© 2005 MLB Advanced Media, L.P. All rights reserved.

10/03/05 10:14 PM ET

Moose out to take postseason by horns

Mussina out to erase results of playoffs past in Anaheim

ANAHEIM -- The New York Yankees have not won a World Series since 2000, which is an eternity in the Bronx.

To make matters more difficult to bear for diehard Yankees fans, the team has managed to come up short every year high-priced starter Mike Mussina has pitched for them.

However, a look at the big games Mussina has pitched for the team since he signed before the 2001 season proves that it's a mere coincidence.

Tuesday's Game 1 of the American League Division Series against the Angels will mark the sixth postseason series in which Mussina has started Game 1 for the Yankees.

"Not that these other guys haven't pitched important games," Yankees manager Joe Torre said, alluding to Shawn Chacon, Aaron Small and Chien-Ming Wang, "but when you come into the postseason, with everything you have to deal with, I'd rather have somebody that has been down that road before."

Mussina certainly has done that.

Although Mussina has been battling inconsistency and an inflamed elbow in the past month and gave up five runs in 1 2/3 innings to the Baltimore Orioles in his last outing Sept. 27, the Yankees and Mussina have faith that the veteran right-hander will come through.

"Any time Moose takes the mound, we've got a ton of confidence, but it's not all that different for the rest of our guys," said first baseman Tino Martinez, who has been in the playoffs seven times with the Yankees.

"Certainly, he's been under the lights as much as anybody we have."

The Yankees' starting rotation has been in flux all year, and while Mussina's numbers -- 13-8 with a 4.41 ERA in 2005 after a 12-9 record and 4.59 ERA in 2004 -- have improved over the last year, Mussina admitted that his injuries have made it more difficult than it used to be.

"It's frustrating," Mussina said. "It was frustrating last year. I had an injury last year [also an elbow strain] that kept me out of five or six weeks in the summertime, and it's frustrating when you're accustomed to going out there 33 times and pitching 215 innings or 220 innings. It gets frustrating when you have to deal with this stuff."

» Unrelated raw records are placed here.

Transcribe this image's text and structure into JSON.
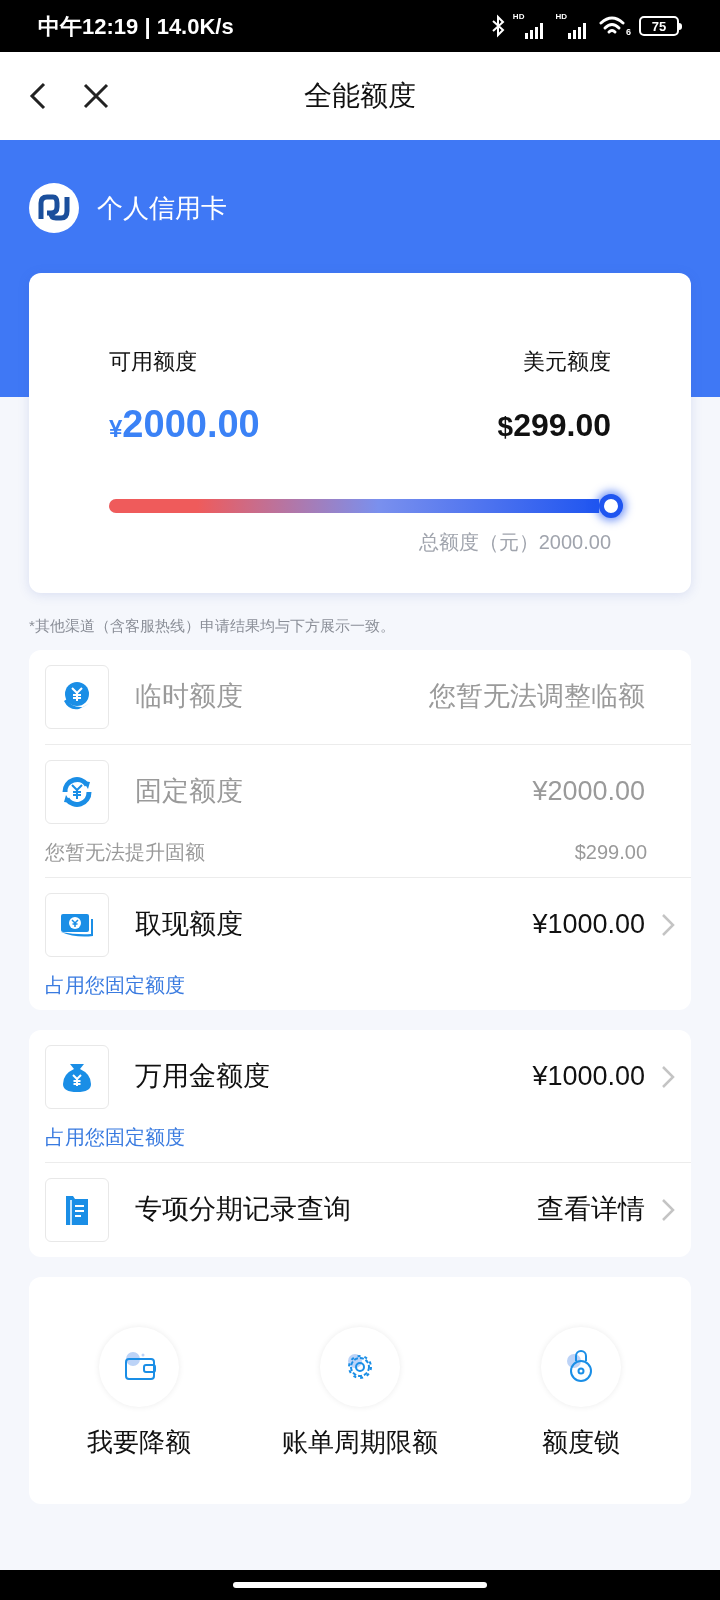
{
  "status_bar": {
    "time": "中午12:19 | 14.0K/s",
    "signals": [
      {
        "label": "HD"
      },
      {
        "label": "HD"
      }
    ],
    "wifi_label": "6",
    "battery": "75"
  },
  "header": {
    "title": "全能额度"
  },
  "banner": {
    "title": "个人信用卡"
  },
  "summary": {
    "available_label": "可用额度",
    "available_currency": "¥",
    "available_value": "2000.00",
    "usd_label": "美元额度",
    "usd_currency": "$",
    "usd_value": "299.00",
    "level": 1,
    "total": "总额度（元）2000.00"
  },
  "notice": "*其他渠道（含客服热线）申请结果均与下方展示一致。",
  "cards": [
    {
      "rows": [
        {
          "label": "临时额度",
          "value": "您暂无法调整临额",
          "disabled": true,
          "chevron": false
        },
        {
          "label": "固定额度",
          "value": "¥2000.00",
          "note": "您暂无法提升固额",
          "note_value": "$299.00",
          "disabled": true,
          "chevron": false
        },
        {
          "label": "取现额度",
          "value": "¥1000.00",
          "note": "占用您固定额度",
          "disabled": false,
          "chevron": true
        }
      ]
    },
    {
      "rows": [
        {
          "label": "万用金额度",
          "value": "¥1000.00",
          "note": "占用您固定额度",
          "disabled": false,
          "chevron": true
        },
        {
          "label": "专项分期记录查询",
          "value": "查看详情",
          "disabled": false,
          "chevron": true
        }
      ]
    }
  ],
  "actions": [
    {
      "label": "我要降额"
    },
    {
      "label": "账单周期限额"
    },
    {
      "label": "额度锁"
    }
  ]
}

And it doesn't get much easier.

The Angels won 12 of their last 14 games to match the Yankees with a 95-67 record, seizing home-field advantage in this series because the Angels won six of the 10 games the two teams played this year.

Mussina has faced the Angels three times in 2005 with varying results.

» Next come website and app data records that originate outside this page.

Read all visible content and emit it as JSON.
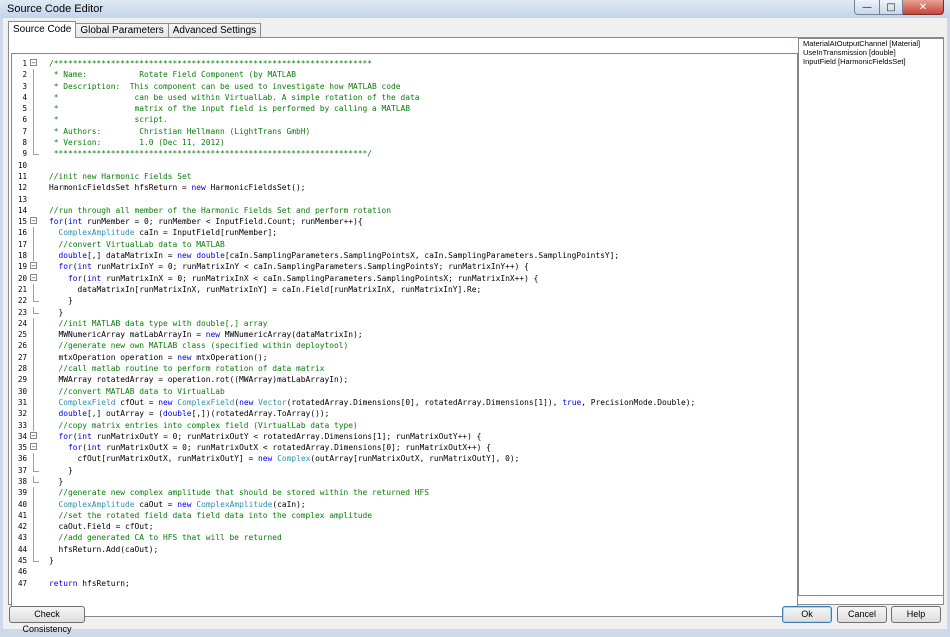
{
  "window": {
    "title": "Source Code Editor",
    "minimize": "—",
    "maximize": "□",
    "close": "✕"
  },
  "tabs": [
    {
      "label": "Source Code",
      "active": true
    },
    {
      "label": "Global Parameters",
      "active": false
    },
    {
      "label": "Advanced Settings",
      "active": false
    }
  ],
  "editor": {
    "lines": [
      {
        "n": "1",
        "fold": "minus",
        "cls": "comment",
        "text": "/*******************************************************************"
      },
      {
        "n": "2",
        "fold": "line",
        "cls": "comment",
        "text": " * Name:           Rotate Field Component (by MATLAB"
      },
      {
        "n": "3",
        "fold": "line",
        "cls": "comment",
        "text": " * Description:  This component can be used to investigate how MATLAB code"
      },
      {
        "n": "4",
        "fold": "line",
        "cls": "comment",
        "text": " *                can be used within VirtualLab. A simple rotation of the data"
      },
      {
        "n": "5",
        "fold": "line",
        "cls": "comment",
        "text": " *                matrix of the input field is performed by calling a MATLAB"
      },
      {
        "n": "6",
        "fold": "line",
        "cls": "comment",
        "text": " *                script."
      },
      {
        "n": "7",
        "fold": "line",
        "cls": "comment",
        "text": " * Authors:        Christian Hellmann (LightTrans GmbH)"
      },
      {
        "n": "8",
        "fold": "line",
        "cls": "comment",
        "text": " * Version:        1.0 (Dec 11, 2012)"
      },
      {
        "n": "9",
        "fold": "end",
        "cls": "comment",
        "text": " ******************************************************************/"
      },
      {
        "n": "10",
        "fold": "",
        "cls": "",
        "text": ""
      },
      {
        "n": "11",
        "fold": "",
        "cls": "comment",
        "text": "//init new Harmonic Fields Set"
      },
      {
        "n": "12",
        "fold": "",
        "cls": "",
        "text": "HarmonicFieldsSet hfsReturn = new HarmonicFieldsSet();"
      },
      {
        "n": "13",
        "fold": "",
        "cls": "",
        "text": ""
      },
      {
        "n": "14",
        "fold": "",
        "cls": "comment",
        "text": "//run through all member of the Harmonic Fields Set and perform rotation"
      },
      {
        "n": "15",
        "fold": "minus",
        "cls": "",
        "text": "for(int runMember = 0; runMember < InputField.Count; runMember++){"
      },
      {
        "n": "16",
        "fold": "line",
        "cls": "",
        "text": "  ComplexAmplitude caIn = InputField[runMember];"
      },
      {
        "n": "17",
        "fold": "line",
        "cls": "comment",
        "text": "  //convert VirtualLab data to MATLAB"
      },
      {
        "n": "18",
        "fold": "line",
        "cls": "",
        "text": "  double[,] dataMatrixIn = new double[caIn.SamplingParameters.SamplingPointsX, caIn.SamplingParameters.SamplingPointsY];"
      },
      {
        "n": "19",
        "fold": "minus",
        "cls": "",
        "text": "  for(int runMatrixInY = 0; runMatrixInY < caIn.SamplingParameters.SamplingPointsY; runMatrixInY++) {"
      },
      {
        "n": "20",
        "fold": "minus",
        "cls": "",
        "text": "    for(int runMatrixInX = 0; runMatrixInX < caIn.SamplingParameters.SamplingPointsX; runMatrixInX++) {"
      },
      {
        "n": "21",
        "fold": "line",
        "cls": "",
        "text": "      dataMatrixIn[runMatrixInX, runMatrixInY] = caIn.Field[runMatrixInX, runMatrixInY].Re;"
      },
      {
        "n": "22",
        "fold": "end",
        "cls": "",
        "text": "    }"
      },
      {
        "n": "23",
        "fold": "end",
        "cls": "",
        "text": "  }"
      },
      {
        "n": "24",
        "fold": "line",
        "cls": "comment",
        "text": "  //init MATLAB data type with double[,] array"
      },
      {
        "n": "25",
        "fold": "line",
        "cls": "",
        "text": "  MWNumericArray matLabArrayIn = new MWNumericArray(dataMatrixIn);"
      },
      {
        "n": "26",
        "fold": "line",
        "cls": "comment",
        "text": "  //generate new own MATLAB class (specified within deploytool)"
      },
      {
        "n": "27",
        "fold": "line",
        "cls": "",
        "text": "  mtxOperation operation = new mtxOperation();"
      },
      {
        "n": "28",
        "fold": "line",
        "cls": "comment",
        "text": "  //call matlab routine to perform rotation of data matrix"
      },
      {
        "n": "29",
        "fold": "line",
        "cls": "",
        "text": "  MWArray rotatedArray = operation.rot((MWArray)matLabArrayIn);"
      },
      {
        "n": "30",
        "fold": "line",
        "cls": "comment",
        "text": "  //convert MATLAB data to VirtualLab"
      },
      {
        "n": "31",
        "fold": "line",
        "cls": "",
        "text": "  ComplexField cfOut = new ComplexField(new Vector(rotatedArray.Dimensions[0], rotatedArray.Dimensions[1]), true, PrecisionMode.Double);"
      },
      {
        "n": "32",
        "fold": "line",
        "cls": "",
        "text": "  double[,] outArray = (double[,])(rotatedArray.ToArray());"
      },
      {
        "n": "33",
        "fold": "line",
        "cls": "comment",
        "text": "  //copy matrix entries into complex field (VirtualLab data type)"
      },
      {
        "n": "34",
        "fold": "minus",
        "cls": "",
        "text": "  for(int runMatrixOutY = 0; runMatrixOutY < rotatedArray.Dimensions[1]; runMatrixOutY++) {"
      },
      {
        "n": "35",
        "fold": "minus",
        "cls": "",
        "text": "    for(int runMatrixOutX = 0; runMatrixOutX < rotatedArray.Dimensions[0]; runMatrixOutX++) {"
      },
      {
        "n": "36",
        "fold": "line",
        "cls": "",
        "text": "      cfOut[runMatrixOutX, runMatrixOutY] = new Complex(outArray[runMatrixOutX, runMatrixOutY], 0);"
      },
      {
        "n": "37",
        "fold": "end",
        "cls": "",
        "text": "    }"
      },
      {
        "n": "38",
        "fold": "end",
        "cls": "",
        "text": "  }"
      },
      {
        "n": "39",
        "fold": "line",
        "cls": "comment",
        "text": "  //generate new complex amplitude that should be stored within the returned HFS"
      },
      {
        "n": "40",
        "fold": "line",
        "cls": "",
        "text": "  ComplexAmplitude caOut = new ComplexAmplitude(caIn);"
      },
      {
        "n": "41",
        "fold": "line",
        "cls": "comment",
        "text": "  //set the rotated field data field data into the complex amplitude"
      },
      {
        "n": "42",
        "fold": "line",
        "cls": "",
        "text": "  caOut.Field = cfOut;"
      },
      {
        "n": "43",
        "fold": "line",
        "cls": "comment",
        "text": "  //add generated CA to HFS that will be returned"
      },
      {
        "n": "44",
        "fold": "line",
        "cls": "",
        "text": "  hfsReturn.Add(caOut);"
      },
      {
        "n": "45",
        "fold": "end",
        "cls": "",
        "text": "}"
      },
      {
        "n": "46",
        "fold": "",
        "cls": "",
        "text": ""
      },
      {
        "n": "47",
        "fold": "",
        "cls": "",
        "text": "return hfsReturn;"
      }
    ]
  },
  "parameters": [
    "MaterialAtOutputChannel [Material]",
    "UseInTransmission [double]",
    "InputField [HarmonicFieldsSet]"
  ],
  "buttons": {
    "check": "Check Consistency",
    "ok": "Ok",
    "cancel": "Cancel",
    "help": "Help"
  }
}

On April 27, he gave up five runs on 10 hits in seven innings in a 5-1 Yankees loss in Yankee Stadium.

He rebounded on July 24 in Anaheim, getting a victory with 6 1/3 innings of seven-hit, one run ball, but fell five days later in New York when the Yankees couldn't support his eight-inning, three-run effort and lost, 4-1.

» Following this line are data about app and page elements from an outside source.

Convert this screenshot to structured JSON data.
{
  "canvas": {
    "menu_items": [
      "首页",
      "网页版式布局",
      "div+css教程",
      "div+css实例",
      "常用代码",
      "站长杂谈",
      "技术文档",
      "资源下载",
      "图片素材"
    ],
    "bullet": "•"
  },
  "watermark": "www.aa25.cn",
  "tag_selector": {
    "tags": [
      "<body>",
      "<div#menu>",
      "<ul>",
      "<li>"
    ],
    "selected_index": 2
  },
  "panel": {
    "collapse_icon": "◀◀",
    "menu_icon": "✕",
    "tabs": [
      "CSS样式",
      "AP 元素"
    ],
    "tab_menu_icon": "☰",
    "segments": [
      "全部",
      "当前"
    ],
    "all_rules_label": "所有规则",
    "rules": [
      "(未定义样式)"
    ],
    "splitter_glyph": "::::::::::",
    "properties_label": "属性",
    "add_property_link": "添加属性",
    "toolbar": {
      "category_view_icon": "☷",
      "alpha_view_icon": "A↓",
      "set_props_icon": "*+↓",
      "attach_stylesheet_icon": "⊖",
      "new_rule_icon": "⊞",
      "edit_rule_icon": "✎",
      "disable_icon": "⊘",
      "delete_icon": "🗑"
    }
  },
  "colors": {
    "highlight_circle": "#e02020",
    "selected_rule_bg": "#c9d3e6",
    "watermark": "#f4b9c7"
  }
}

The only time Mussina faced the Angels in the playoffs wasn't pretty.

In Game 3 of the 2002 ALDS in Anaheim, Mussina gave up four runs on six hits in four innings and left with a groin injury. The Yankees blew a 6-1 lead in the game and went on to lose the series in Game 4.

Mussina said he hopes his luck against the speedy, situational offense of the Angels will change and that he feels healthy.

"I'm not worried about [the injury]," Mussina said. "I mean, you can't worry about it. I'll just go out there and pitch with whatever I have.

"I've had plenty of rest. I didn't have to pitch [Sunday] in the last game of the season. I'm sure it can do nothing but help me. I'm not concerned about it."

He also said he's not concerned about pitching in front of what will almost surely be a sellout Angel Stadium crowd of nearly 45,000.

"I know I've had a couple of opportunities on the road before," Mussina said. "You have to be able to do both. You can't just be able to pitch at home.

"You have to be able to go out on the road and win games if you want to win this thing, and that's what we're looking to do."

Doug Miller is a reporter for MLB.com. This story was not subject to the approval of Major League Baseball or its clubs.